    I sent in Form 56 to the IRS with a copy of the Affidavit and Certification of Trust which my attorney drafted (and notarized) after my mother’s death. It names me as trustee/administator. Will this suffice?
    And do I need to fill out form 1310?
    Just to clarify – the trust was established in 2011.

    1. Forrest Baumhover says:

      Technically, being appointed as a trustee of your mother’s trust and being appointed as a legal representative are two separate things.

      If your mother is owed a tax return, you may need to attach IRS Form 1310 to her final tax return so that the IRS can release the tax refund to her estate.

  2. Leslie Evans says:

    If I do not have a “court appointment ex certificate” but I am the executor and successor trustee of an estate trying to fill out Form 1310- do I attach the Certification of the Trust as proof of PR?
    The IRS is unclear what document to send.
    Thank you!!

    1. Forrest Baumhover says:

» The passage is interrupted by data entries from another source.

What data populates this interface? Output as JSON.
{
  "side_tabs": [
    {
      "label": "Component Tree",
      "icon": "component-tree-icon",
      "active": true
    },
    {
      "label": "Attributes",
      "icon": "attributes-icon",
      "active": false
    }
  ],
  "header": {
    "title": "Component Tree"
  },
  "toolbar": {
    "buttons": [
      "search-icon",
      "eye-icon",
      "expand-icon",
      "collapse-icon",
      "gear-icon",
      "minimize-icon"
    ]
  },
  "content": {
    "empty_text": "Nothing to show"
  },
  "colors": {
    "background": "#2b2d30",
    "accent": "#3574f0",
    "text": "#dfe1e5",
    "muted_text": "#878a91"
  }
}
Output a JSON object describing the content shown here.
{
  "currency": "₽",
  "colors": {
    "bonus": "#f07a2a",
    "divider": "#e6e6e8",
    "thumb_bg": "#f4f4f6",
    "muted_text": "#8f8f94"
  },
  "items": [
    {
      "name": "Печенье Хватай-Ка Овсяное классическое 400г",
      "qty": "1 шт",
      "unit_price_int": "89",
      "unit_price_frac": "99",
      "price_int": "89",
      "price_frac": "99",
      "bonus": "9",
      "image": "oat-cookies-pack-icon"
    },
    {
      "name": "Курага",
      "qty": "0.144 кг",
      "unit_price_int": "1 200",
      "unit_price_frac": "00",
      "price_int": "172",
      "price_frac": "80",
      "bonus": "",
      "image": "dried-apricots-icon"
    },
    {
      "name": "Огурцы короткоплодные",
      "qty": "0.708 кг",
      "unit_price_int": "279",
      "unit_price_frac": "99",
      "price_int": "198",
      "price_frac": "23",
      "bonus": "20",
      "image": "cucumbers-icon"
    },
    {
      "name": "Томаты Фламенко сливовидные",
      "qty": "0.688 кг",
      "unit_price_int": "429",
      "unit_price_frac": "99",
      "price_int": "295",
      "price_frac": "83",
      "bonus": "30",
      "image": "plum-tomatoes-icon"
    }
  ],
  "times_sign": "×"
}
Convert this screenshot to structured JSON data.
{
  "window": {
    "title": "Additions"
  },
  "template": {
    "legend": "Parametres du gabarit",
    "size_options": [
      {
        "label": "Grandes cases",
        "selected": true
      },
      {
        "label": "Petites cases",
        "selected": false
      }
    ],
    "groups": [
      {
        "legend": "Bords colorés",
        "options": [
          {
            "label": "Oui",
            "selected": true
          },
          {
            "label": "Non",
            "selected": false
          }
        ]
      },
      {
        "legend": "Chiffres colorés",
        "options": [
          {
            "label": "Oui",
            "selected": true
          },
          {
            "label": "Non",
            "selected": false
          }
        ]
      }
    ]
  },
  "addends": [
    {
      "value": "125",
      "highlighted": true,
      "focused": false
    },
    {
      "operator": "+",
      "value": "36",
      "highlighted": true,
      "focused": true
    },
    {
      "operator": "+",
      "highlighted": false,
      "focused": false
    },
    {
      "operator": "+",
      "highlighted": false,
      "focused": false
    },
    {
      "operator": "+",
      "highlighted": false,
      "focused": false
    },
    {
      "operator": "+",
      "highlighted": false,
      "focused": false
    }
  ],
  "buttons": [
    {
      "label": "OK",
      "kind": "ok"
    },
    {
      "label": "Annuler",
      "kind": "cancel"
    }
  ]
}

      You can do that and see if that’s acceptable. An easier path might be to answer ‘Yes’ to Question 3, where you swear that you’ll distribute the estate in accordance with state law. If you do that, I don’t believe that you need to send any documentation (instructions state to keep death certificate in your records in case you’re asked, but not to submit with the completed form).